The NGAC will provide advice on federal geospatial policy and program management and provide a forum for dialogue within the geospatial community. “The federal government is still on the low side of the curve with regard to utilization of geospatial services and data and technology,” said John Palatiello, a committee member representing the private sector. “Hopefully, we can develop some recommendations to enhance the use of geospatial data to make government programs more efficient, save the taxpayers money and enhance the quality of life for all Americans.”

Additionally, the committee will advise on the development of the National Spatial Data Infrastructure (NSDI), which facilitates geospatial data sharing among the private, public and academic sectors and all levels of government.

“In my view, we have not, as a community, done a good job defining roles of responsibility of our government, of the private sector and of the academic community,” Palatiello said. “And I would hope that this committee could really take a leadership role in defining those roles of responsibility so that we’re more efficiently allocating resources.”

Members representing the private sector, nonprofits and academia include: Sean Ahearn, Hunter College, City University of New York; Allen Carroll, National Geographic Society; David Cowen, University of South Carolina; Jack Dangermond, ESRI; Kass Green, The Alta Vista Company; David Maune, Dewberry; Anne Hale Miglarese, Fugro EarthData Inc.; Charles Mondello, Pictometry International; Kim Nelson, Microsoft Corporation; Matthew O’Connell, GeoEye; John Palatiello, MAPPS; G. Michael Ritchie, Photo Science; David Schell, Open Geospatial Consortium; and Christopher Tucker, IONIC Enterprise.
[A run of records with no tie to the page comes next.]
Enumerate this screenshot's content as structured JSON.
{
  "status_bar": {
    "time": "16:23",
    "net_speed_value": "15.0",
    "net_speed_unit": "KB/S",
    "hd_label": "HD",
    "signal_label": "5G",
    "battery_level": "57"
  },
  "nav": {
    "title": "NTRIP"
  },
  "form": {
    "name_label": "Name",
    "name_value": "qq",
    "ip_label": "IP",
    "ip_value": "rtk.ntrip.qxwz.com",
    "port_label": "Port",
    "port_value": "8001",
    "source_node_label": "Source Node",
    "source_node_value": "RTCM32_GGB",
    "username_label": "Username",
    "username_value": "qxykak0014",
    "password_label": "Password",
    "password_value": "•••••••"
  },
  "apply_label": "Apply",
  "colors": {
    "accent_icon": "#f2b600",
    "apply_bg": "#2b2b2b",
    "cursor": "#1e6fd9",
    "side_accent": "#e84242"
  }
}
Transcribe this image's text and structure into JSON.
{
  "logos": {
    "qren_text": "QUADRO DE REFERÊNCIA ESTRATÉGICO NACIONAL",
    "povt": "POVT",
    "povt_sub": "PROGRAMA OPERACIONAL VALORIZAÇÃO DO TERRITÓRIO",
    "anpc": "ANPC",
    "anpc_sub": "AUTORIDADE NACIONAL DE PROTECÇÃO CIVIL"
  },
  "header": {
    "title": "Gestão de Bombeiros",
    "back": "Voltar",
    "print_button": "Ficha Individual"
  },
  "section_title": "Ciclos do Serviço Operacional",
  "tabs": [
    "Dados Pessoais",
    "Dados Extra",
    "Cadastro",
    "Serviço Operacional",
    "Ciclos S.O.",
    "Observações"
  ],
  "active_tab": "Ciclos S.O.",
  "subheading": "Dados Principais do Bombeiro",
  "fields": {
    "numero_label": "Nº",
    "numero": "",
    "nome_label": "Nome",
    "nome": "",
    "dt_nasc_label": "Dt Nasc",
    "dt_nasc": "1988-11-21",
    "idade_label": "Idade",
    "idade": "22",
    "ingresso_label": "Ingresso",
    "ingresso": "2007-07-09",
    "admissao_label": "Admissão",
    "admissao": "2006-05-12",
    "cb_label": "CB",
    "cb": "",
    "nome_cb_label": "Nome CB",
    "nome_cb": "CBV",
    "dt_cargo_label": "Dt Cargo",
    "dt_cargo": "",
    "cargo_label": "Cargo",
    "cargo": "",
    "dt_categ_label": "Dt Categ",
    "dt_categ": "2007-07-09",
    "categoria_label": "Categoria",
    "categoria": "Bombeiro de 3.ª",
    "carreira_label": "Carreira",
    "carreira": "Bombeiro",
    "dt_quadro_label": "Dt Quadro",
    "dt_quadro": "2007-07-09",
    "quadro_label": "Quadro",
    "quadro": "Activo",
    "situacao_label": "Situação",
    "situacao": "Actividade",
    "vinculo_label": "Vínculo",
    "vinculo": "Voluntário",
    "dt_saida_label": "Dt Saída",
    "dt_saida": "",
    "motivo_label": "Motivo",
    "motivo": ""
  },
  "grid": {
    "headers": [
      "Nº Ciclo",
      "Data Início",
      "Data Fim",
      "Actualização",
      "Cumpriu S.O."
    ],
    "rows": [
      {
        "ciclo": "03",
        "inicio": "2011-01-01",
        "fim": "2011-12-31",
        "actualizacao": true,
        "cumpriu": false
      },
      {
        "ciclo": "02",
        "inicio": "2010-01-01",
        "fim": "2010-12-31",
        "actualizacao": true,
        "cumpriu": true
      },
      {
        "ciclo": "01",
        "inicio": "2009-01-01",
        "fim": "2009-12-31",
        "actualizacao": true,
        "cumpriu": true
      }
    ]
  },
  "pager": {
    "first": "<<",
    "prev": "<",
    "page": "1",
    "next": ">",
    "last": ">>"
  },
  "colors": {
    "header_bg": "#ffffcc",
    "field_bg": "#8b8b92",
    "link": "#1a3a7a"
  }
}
Members representing governmental agencies include: Rizwan Ahmed, State of Louisiana; Timothy M. Bennett, NativeView; Michael Byrne, State of California; Donald Dittmar, Waukesha County, Wis.; Dennis Goreham, State of Utah; Randall L. Johnson, Metropolitan Council, St. Paul, Minn.; Randy Johnson, Hennepin County, Minn.; Jerry Johnston, U.S. Environmental Protection Agency; Barney Krucoff, District of Columbia; Timothy Loewenstein, Buffalo County, Neb.; Zsolt Nagy, State of North Carolina; Jay Parrish, State of Pennsylvania; Gene Schiller, Southwest Florida Water Management District; and Steven Wallach, U.S. National Geospatial-Intelligence Agency.

Topcon Acquires Sokkia

After almost 11 months of negotiations, Topcon Corporation and Sokkia Co. Ltd. combined effective Feb. 5. Sokkia will become a wholly owned subsidiary of Topcon Corporation. The announcement follows a tender offer and agreement between the two companies to “conduct a business integration in the surveying instruments business … in order to increase customer satisfaction … and to ‘become a surveying and measurement instruments entity that is competitive globally.’” Business integration of the two companies is proposed by April 1, 2011.

Both companies plan to “standardize the platforms for total stations by the end of fiscal year 2010, and to mutually cooperate and strive for downsizing, weight-saving and differentiation of motor-driven total stations, and development of 3D measurement instruments (such as scanners) for the civil engineering market and measurement market,” according to statements.

Following the business integration, it is expected that Topcon will be responsible for: the development, manufacture and sales of GPS equipment and machine control systems; sales of total stations and other surveying instruments (excluding nonmotor-driven total stations in Japan); and the planning of the global business strategy. Sokkia will be responsible for the development and manufacture of total stations and other surveying instruments.
“Both Sokkia and Topcon have incredible dealer networks,” said Ray O’Connor, president and CEO of Topcon Positioning Systems. “This joining of our companies not only protects those networks but provides respective dealers with additional opportunities for growth.”
Ed Yamanaka, president of Sokkia Corporation, said, “It is rare that such an outstanding opportunity comes along to combine two global major market players that have similar corporate cultures while preserving their individual identities. This sends a clear message to the industry that this new, stronger company takes the responsibility of being the leading supplier of surveying instruments very seriously.”